Do Eyelash Extensions Damage Your Natural Lashes?
‘Do eyelash extensions damage your eyelashes?’ is a question that is searched in one way or another on Google hundreds of times per month! The simple answer is ‘not if they’re done properly’ - but how can you avoid damaging the natural lashes with eyelash extensions?
When you’re a beginner lash tech, it can feel like there are so many things to remember to the point of being overwhelming! It’s also well worth taking another look at your best practices if you’ve been doing lashes for a while - the industry changes, and if we’re honest it’s quite easy to start cutting corners or using lashes that aren’t ideal for your client if they’re keen to have bigger and bigger lashes!
We’ve put together a list of our Top Tips to help you avoid damaging the natural lashes with eyelash extensions, to keep your clients’ lashes safe and happy!
1. Pick the Right Lashes - Thickness
When you choose the right lashes for the set you’re doing, you can apply fans of 30D+ without causing any damage - how? Surely that would weigh down your lashes! Well of course, if you’re using the wrong thickness you will absolutely cause damage in the long run!
Pick your lashes based on your client’s natural lashes - if they are very thick and strong you can get away with thicker extensions, but try to still use thinner lash extensions to really protect those natural lashes!
✨ Generally speaking, 0.25 will be too heavy for the vast majority of clients, but they do come as flat lashes, which means that they only weigh around half as much as a standard classic lash!
✨ The same applies for 0.20 lashes - they’re pretty heavy, so it’s better to err on the side of caution!
✨ 0.18 are the thickest I’d advise for your average classic set - they will give a full, dark mascara effect whilst being safe for the vast majority of clients.
✨ 0.15 will give a pretty mascara effect, and will be safe for everyone! (That being said, if your client has EXTREMELY fine lashes they still might not be suitable - let’s say they have recently finished chemotherapy and their lashes are just growing back, 0.15s may even be too heavy)
✨0.12 will give a lighter finish to your lash set - they’re perfect for adding a little bit of extra density without adding much extra weight.
✨ 0.10 lashes are classic lashes for all intents and purposes, but if someone has very strong natural lashes and would like a lighter volume set, you can use 0.10s for 2D fans.
✨ 0.07 lashes can be used for fans up to 6D
✨ 0.06 lashes are so similar to 0.07, but can be used up to 8D
✨ 0.05 lashes sit comfortably between volume and mega volume lashes, so can be used up to 12D

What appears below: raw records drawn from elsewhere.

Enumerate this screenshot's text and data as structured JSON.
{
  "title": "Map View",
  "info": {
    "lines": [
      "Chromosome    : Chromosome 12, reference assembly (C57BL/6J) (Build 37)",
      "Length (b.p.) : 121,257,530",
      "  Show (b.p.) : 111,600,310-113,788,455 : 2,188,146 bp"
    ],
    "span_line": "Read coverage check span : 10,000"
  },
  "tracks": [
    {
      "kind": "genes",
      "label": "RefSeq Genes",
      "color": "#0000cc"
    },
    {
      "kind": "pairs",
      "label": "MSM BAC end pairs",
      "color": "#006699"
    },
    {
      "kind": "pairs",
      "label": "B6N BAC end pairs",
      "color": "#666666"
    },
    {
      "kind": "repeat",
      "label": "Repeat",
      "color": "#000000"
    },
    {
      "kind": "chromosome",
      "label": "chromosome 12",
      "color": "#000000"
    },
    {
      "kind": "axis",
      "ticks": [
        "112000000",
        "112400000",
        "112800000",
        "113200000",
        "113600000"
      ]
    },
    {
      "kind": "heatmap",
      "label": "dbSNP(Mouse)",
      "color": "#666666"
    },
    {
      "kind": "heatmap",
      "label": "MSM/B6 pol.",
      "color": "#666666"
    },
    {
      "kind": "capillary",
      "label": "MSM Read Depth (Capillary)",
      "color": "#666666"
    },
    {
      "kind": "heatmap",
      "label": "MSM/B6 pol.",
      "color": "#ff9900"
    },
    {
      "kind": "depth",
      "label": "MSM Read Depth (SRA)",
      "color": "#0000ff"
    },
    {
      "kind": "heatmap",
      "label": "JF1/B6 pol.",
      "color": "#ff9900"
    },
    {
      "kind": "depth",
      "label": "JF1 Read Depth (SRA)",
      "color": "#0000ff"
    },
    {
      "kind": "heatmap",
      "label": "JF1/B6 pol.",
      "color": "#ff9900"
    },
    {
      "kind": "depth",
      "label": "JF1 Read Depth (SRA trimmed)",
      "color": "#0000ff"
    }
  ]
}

✨ 0.04 lashes can be used for fans up to 19D
✨ 0.03 lashes can be used for fans up to a massive 35D!
These fan sizes are worked out on a basis of how many individual lashes in that thickness would be equal to one 0.18 classic lash. We’ve used volumetric calculations to do this - S = 𝜋 x R.
It’s a long and technical explanation, but what it basically means is that you’re working out how many lashes would ‘fit into’ a larger lash. It’s quite easy to assume that 1 x 0.15 lash = 3 x 0.05 lashes if we are simply dividing, but what we actually need to do is look at the diameter of the base (that’s the lash thickness, 0.05 in this case) and work out how many of those fit into a 0.15 diameter. There’s your almost-equivalent weight!
2. Pick the Right Lashes - Length
As a general rule, the longest length you should be using are 3mm longer than the natural lashes - any longer and they can cause the natural lashes to twist or sit at a lower angle than they should, and can cause them to come out prematurely. This will affect the root in the long run and they lashes may grow back finer, or sometimes not at all!
If your client REALLY REALLY wants super long lashes and won’t take ‘it’s not the best idea’ for an answer (as so often happens) drop down a thickness or two so that at least in one aspect, the lashes are protected!
3. Avoid Stickies
Stickies should be avoided at all costs, not only do they cause damage but they’re painful for the client, too. While using lashes that are too heavy are something of a silent killer, stickies will let your client know for a fact that their lashes are being damaged!
We’ve got a more in-depth post about stickies and how to avoid them if you have time for a deep-dive, but generally speaking, you’ll need to make sure you’re isolating the lashes perfectly, not picking up too much glue on your extension, and that you’re working across both eyes evenly, to give the freshly applied extension a chance to dry a bit before you squash other lashes against it.
Even if you’re the MOST careful, you’re still highly likely to end up with at least a couple of stickies, so make sure you set aside 10-15 minutes at the end of each treatment to check for stickies and separate them!